The Case for Balancing your Portfolio with both Equities and Bonds


Every investment involves some amount of risk taking, and as a rational investor, your aim should be to maximise your returns as much as possible, to obtain the best compensation for whatever level of risk you decide to take. When it comes to earning interest, your savings can either go to the bank or building society or to bonds and gilts. Bonds and bank/building society deposits compete for the funds of individuals, and thus usually have the same trend (rise or fall) in interest rates and yield. Concerning yields, the longer the maturity, the higher the expected compensation or yield. In order to comprehend the need for both equities and bonds in your portfolio, you must first fathom the relationship between interest rates, inflation, strength of currency and the well-being of an economy.

When one invests in a share/equity, what has fundamentally happened is that an ownership has been purchased in the company that is being considered. This means that one can make decisions and also share in the profits of the firm. Profits are distributed in the form of dividends, and it is the directors of the firm that decide how much dividend they want to pay out of profits. In fact, where all profits are reserved for growth, no dividends at all are paid sometimes, a practice very typical of small and new companies. It must also be noted that the money that is invested, unlike an investment in bonds, cannot be redeemed. One good benefit of equities, though, is that it protects investors from the sting of inflation. This is because firms tend to make more profits and their shares tend to pick up value, as inflation rises. This shelter from inflation is nevertheless denied bond investors, whose real yields, will be very much impinged upon by a rise in inflation.

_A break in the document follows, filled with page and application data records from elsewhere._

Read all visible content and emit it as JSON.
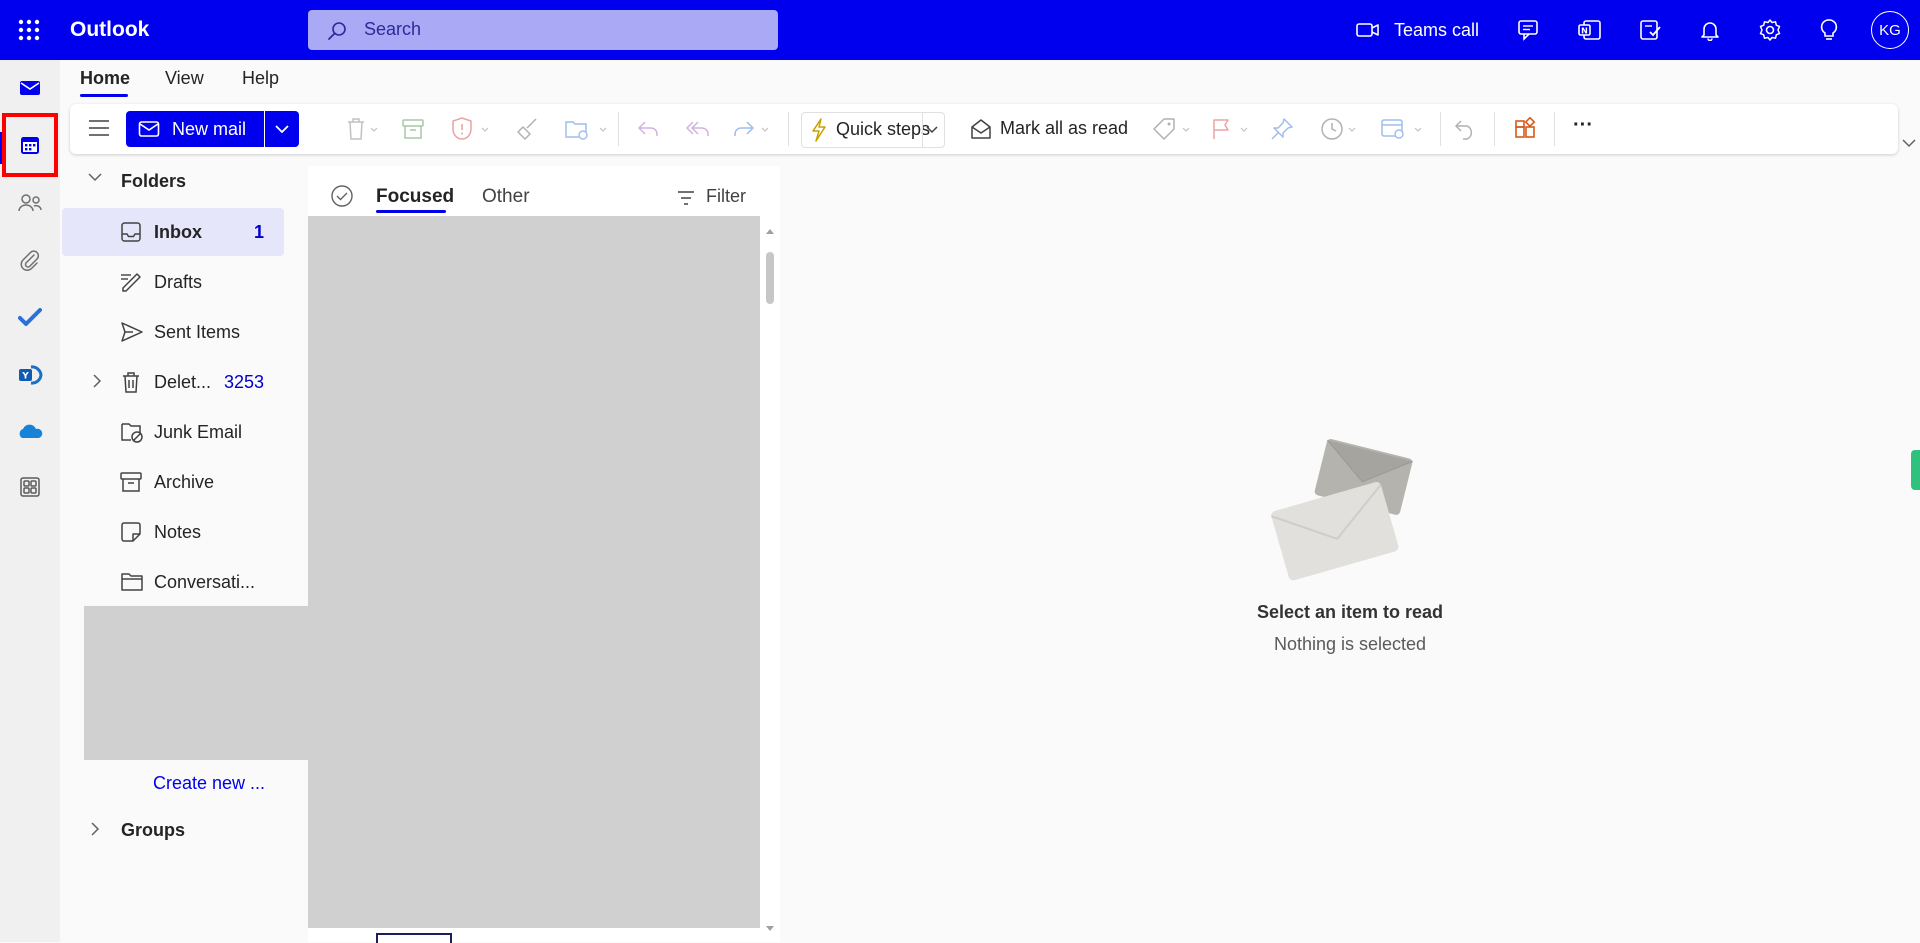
{
  "app": {
    "title": "Outlook"
  },
  "search": {
    "placeholder": "Search"
  },
  "topbar": {
    "teams_call_label": "Teams call",
    "avatar_initials": "KG",
    "background_color": "#0000ee"
  },
  "ribbon": {
    "tabs": [
      "Home",
      "View",
      "Help"
    ],
    "new_mail_label": "New mail",
    "quick_steps_label": "Quick steps",
    "mark_all_read_label": "Mark all as read",
    "more_label": "···"
  },
  "folders": {
    "header": "Folders",
    "items": [
      {
        "label": "Inbox",
        "count": "1",
        "icon": "inbox-icon"
      },
      {
        "label": "Drafts",
        "count": "",
        "icon": "drafts-icon"
      },
      {
        "label": "Sent Items",
        "count": "",
        "icon": "send-icon"
      },
      {
        "label": "Delet...",
        "count": "3253",
        "icon": "trash-icon"
      },
      {
        "label": "Junk Email",
        "count": "",
        "icon": "junk-icon"
      },
      {
        "label": "Archive",
        "count": "",
        "icon": "archive-icon"
      },
      {
        "label": "Notes",
        "count": "",
        "icon": "notes-icon"
      },
      {
        "label": "Conversati...",
        "count": "",
        "icon": "folder-icon"
      }
    ],
    "create_new": "Create new ...",
    "groups": "Groups"
  },
  "message_list": {
    "tab_focused": "Focused",
    "tab_other": "Other",
    "filter_label": "Filter"
  },
  "reading_pane": {
    "empty_title": "Select an item to read",
    "empty_subtitle": "Nothing is selected"
  }
}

It is rewarding to be aware of the inverse relationship that exists between the price of bonds and interest rates. When interest rates rise, the price of bonds fall and vice versa. This is because as mentioned earlier, bank and building society deposits, vie for the funds of individuals. When interest rates rise, bank and building society deposits become more competitive, and it is necessary for the price of bonds to fall to compensate for the lower yields being paid. Conversely if interest rates fall, the price of bonds will rise, so that investors pay for the higher yields they can earn.

A booming economy normally has businesses as well as individuals chasing a lot of money to invest in production and to spend on day to day activities. The forces of demand and supply kick in, and hence increases the price of borrowing, which is interest rate. A boom also tends to trigger inflation, and a fall in currency, which benefits equity holders, but affects bond holders negatively as afore-said – a rise in interest rates leads to a fall in price of bond, and the increase in inflation devours the real value of the yield. The opposite of this combination of effects can be anticipated during a recession. Since the future is fairly uncertain, and one cannot accurately predict whether there will be a boom or recession, an investment that encompasses both equities and bonds stands to gain whether there is economic recession or boom.

The bottom line is that a mix of equities and bonds in a portfolio allows the investor to even the downs of one security with the ups of the other, whether there is a boom or recession. It is akin to the benefits enjoyed by a man I know who goes to Africa during the winter months, because the weather there at that time of the year, is really sunny and dry. When the rainy season starts in June/July, he will be nowhere to be found! Where do you think he will be? Back in England to have his share of the brightness of summer! In effect the access to England and Africa, like having a mix of bonds and equities, does not make him experience the torture of bad weather.